Kris Jenner named her daughter 'Kendall Nicole' after Nicole Brown Simpson, a friend who was brutally murdered in 1994, a year before Kendall was born. Nicole's husband, football legend and movie star OJ Simpson, was accused of her murder - his 'trial of the century' has spawned an Oscar-winning ESPN documentary and a FX true-crime series in the past year alone. Robert Kardashian, one of Simpson's close friends and a member of his defence team, was married to Kris Jenner until 1991.
Given her family's ties to Robert Kardashian and her namesake, Kendall must be familiar with OJ Simpson's trial. She must also know about the police beatings and riots in Los Angeles that served as a backdrop to the case, framing it as a racist police force and city government conspiring to defame one of the first African-Americans to become a sports hero and mainstream celebrity. Growing up, she would have heard stories of the seriousness of riots and unrest, and tales of the strained, often violent relationship between police and protestors.
As a member of a family that is acutely aware of the interplay between privilege, prejudice and violence, Kendall should have realised that "co-opting the resistance to sell soda" was a tone-deaf decision that diminished the concerns of actual protestors. She could also have guessed it would be bad for business, as walking out of a photoshoot, tossing her coat to a black assistant, joining the masses on a whim and defusing the conflict with a soda indicates that she's fundamentally out of touch with fellow millennials.

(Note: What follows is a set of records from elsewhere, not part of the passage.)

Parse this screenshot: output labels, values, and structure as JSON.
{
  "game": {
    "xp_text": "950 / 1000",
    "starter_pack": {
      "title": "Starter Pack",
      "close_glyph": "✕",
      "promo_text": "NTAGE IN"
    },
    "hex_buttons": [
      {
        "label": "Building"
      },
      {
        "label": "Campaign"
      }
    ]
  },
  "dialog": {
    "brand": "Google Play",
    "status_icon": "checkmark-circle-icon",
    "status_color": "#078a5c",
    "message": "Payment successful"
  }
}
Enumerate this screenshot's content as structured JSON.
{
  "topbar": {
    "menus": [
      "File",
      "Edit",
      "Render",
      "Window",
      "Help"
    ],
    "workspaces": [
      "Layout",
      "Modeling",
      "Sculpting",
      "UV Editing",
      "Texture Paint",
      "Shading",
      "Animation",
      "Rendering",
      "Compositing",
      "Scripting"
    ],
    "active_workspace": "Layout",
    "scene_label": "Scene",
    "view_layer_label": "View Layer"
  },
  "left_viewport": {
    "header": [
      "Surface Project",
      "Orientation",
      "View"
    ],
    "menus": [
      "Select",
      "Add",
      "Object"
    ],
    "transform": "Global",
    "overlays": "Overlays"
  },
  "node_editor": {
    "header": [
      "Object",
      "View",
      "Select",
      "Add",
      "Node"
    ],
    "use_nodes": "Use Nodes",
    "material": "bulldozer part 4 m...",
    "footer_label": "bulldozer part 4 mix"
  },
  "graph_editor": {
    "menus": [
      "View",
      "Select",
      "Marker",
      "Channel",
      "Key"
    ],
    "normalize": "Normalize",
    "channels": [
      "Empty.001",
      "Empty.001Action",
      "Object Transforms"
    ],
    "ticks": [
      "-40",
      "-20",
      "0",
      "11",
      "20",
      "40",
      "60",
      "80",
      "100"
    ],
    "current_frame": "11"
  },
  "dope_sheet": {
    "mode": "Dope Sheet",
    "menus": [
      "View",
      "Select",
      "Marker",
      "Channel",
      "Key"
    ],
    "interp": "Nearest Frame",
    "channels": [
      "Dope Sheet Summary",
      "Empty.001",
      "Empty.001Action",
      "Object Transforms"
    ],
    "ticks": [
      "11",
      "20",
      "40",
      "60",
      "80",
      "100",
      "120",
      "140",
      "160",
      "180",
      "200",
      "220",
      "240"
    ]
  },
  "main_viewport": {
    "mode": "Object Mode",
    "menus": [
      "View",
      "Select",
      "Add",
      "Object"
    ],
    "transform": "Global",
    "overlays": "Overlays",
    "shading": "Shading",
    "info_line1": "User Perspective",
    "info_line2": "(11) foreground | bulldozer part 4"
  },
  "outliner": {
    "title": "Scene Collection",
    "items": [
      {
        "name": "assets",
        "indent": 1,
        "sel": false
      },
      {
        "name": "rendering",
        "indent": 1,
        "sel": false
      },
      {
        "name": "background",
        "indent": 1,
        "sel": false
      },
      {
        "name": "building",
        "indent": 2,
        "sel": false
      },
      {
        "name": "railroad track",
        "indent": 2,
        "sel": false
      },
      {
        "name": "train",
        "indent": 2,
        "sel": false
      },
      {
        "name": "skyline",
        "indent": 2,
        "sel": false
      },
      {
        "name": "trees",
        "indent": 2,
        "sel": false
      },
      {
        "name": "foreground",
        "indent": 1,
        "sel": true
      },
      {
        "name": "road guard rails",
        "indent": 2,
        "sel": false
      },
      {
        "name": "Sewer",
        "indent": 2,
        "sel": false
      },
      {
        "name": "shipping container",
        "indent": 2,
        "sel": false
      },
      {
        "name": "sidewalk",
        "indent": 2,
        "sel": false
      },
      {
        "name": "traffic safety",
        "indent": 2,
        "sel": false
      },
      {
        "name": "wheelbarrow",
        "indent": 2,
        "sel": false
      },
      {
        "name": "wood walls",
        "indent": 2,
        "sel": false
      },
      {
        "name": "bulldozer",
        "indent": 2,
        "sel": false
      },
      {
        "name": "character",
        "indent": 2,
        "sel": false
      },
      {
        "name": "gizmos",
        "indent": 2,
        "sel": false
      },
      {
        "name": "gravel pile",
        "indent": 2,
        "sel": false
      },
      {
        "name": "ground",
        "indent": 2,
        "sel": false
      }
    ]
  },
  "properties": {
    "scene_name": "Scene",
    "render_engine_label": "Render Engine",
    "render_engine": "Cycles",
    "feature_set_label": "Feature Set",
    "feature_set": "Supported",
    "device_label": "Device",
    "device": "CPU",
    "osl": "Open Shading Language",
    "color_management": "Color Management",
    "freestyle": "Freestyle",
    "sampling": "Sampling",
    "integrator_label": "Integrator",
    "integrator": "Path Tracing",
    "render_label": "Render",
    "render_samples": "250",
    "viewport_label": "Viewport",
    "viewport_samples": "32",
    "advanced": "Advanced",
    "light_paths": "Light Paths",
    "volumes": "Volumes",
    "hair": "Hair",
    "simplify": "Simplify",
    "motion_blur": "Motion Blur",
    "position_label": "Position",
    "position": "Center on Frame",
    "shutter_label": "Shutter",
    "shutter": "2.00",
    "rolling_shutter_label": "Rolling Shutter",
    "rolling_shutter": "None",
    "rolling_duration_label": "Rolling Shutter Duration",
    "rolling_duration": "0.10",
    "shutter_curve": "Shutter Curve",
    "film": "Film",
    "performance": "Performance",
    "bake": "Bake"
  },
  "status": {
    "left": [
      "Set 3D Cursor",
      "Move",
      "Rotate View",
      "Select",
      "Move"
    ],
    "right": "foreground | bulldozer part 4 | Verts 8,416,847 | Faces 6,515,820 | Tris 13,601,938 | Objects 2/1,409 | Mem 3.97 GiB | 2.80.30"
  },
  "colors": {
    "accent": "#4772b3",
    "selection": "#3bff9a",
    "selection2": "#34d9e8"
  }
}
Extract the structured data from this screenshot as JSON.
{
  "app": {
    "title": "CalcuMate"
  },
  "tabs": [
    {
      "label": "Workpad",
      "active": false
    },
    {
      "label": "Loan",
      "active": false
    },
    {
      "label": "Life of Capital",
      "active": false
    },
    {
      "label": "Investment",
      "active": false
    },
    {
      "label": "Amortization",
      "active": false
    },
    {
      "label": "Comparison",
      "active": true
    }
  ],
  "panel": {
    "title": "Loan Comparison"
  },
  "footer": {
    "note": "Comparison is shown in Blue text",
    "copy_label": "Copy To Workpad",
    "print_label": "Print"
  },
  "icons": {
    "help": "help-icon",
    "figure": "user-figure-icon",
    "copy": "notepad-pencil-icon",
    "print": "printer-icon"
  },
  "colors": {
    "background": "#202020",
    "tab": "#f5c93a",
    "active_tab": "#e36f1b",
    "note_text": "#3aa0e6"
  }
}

Pepsi's marketing team came up with the ad's concept and should carry the bulk of the blame. But Kendall could have been a voice of reason in the room, warning that it would be unwise to downplay injustices and make light of resistance and protest. Simply remembering the tragic death of her namesake, and the incidents of corruption, police brutality and racism that coloured the subsequent trial, might have given her pause.